Acrostics mean a lot to me because they are a memorable way of finding new insights into and reflecting upon a familiar topic. They are quite hard to write, especially if you want them to rhyme, but that’s the main point – they force you to re-appraise what you thought you already knew.
From time to time I add a new one, so here’s an acrostic to mark the “beginning of the end” hereabouts of Covid pandemic restrictions. It’s called A Time To Embrace, inspired by Ecclesiastes 3:5
At first we thought it would not last very long,
This ‘new normal’ of elbow bumps – we were wrong.
It became a time for us to refrain from embracing,
Mouthing our kisses from a two-metre spacing.

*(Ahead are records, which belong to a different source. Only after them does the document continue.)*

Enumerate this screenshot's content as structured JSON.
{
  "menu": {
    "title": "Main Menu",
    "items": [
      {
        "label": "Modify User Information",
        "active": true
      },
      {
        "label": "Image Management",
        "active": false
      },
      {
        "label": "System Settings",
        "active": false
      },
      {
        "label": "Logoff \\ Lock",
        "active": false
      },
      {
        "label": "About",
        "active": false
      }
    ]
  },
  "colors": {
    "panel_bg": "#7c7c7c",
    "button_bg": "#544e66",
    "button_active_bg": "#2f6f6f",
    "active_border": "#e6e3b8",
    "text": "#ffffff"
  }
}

Encountering friends, we stopped short and withdrew,
Touching became a luxury, hugs became taboo.
Old folk close to death could not understand
Eye-moist loved ones who would not hold their hand,
Masks covered lips that craved a final kiss –
Bidding last farewells was never meant to be like this.
Relatives and friends severed by borders and oceans
Awaited a chance to share long-suppressed emotions.
Covid’s grip is loosening: soon we’ll re-discover touch,
Embracing friends and family we’ve missed so very much.
Harry Hunter is the pen name of a retired academic who lives with his wife (and cat) at West Kilbride on the Ayrshire coast.
Harry also writes books (follow the Books tab at the top). His latest novella – “The Kilfinan Treasure” – was published in spring 2019 by Instant Apostle. If you would like to buy a copy, please consider ordering it from West Kilbride’s (very quick and efficient) Timberbooks.
A useful tip! If you are copying acrostics for use elsewhere please check that the initial letter of each line remains highlighted, or else readers often don’t realise it’s an acrostic.
This work is licensed under a Creative Commons Attribution-NonCommercial-NoDerivatives 4.0 International License.
(The ‘no derivatives’ restriction on this licence doesn’t prevent you making minor editorial amendments – but please don’t make any radical changes)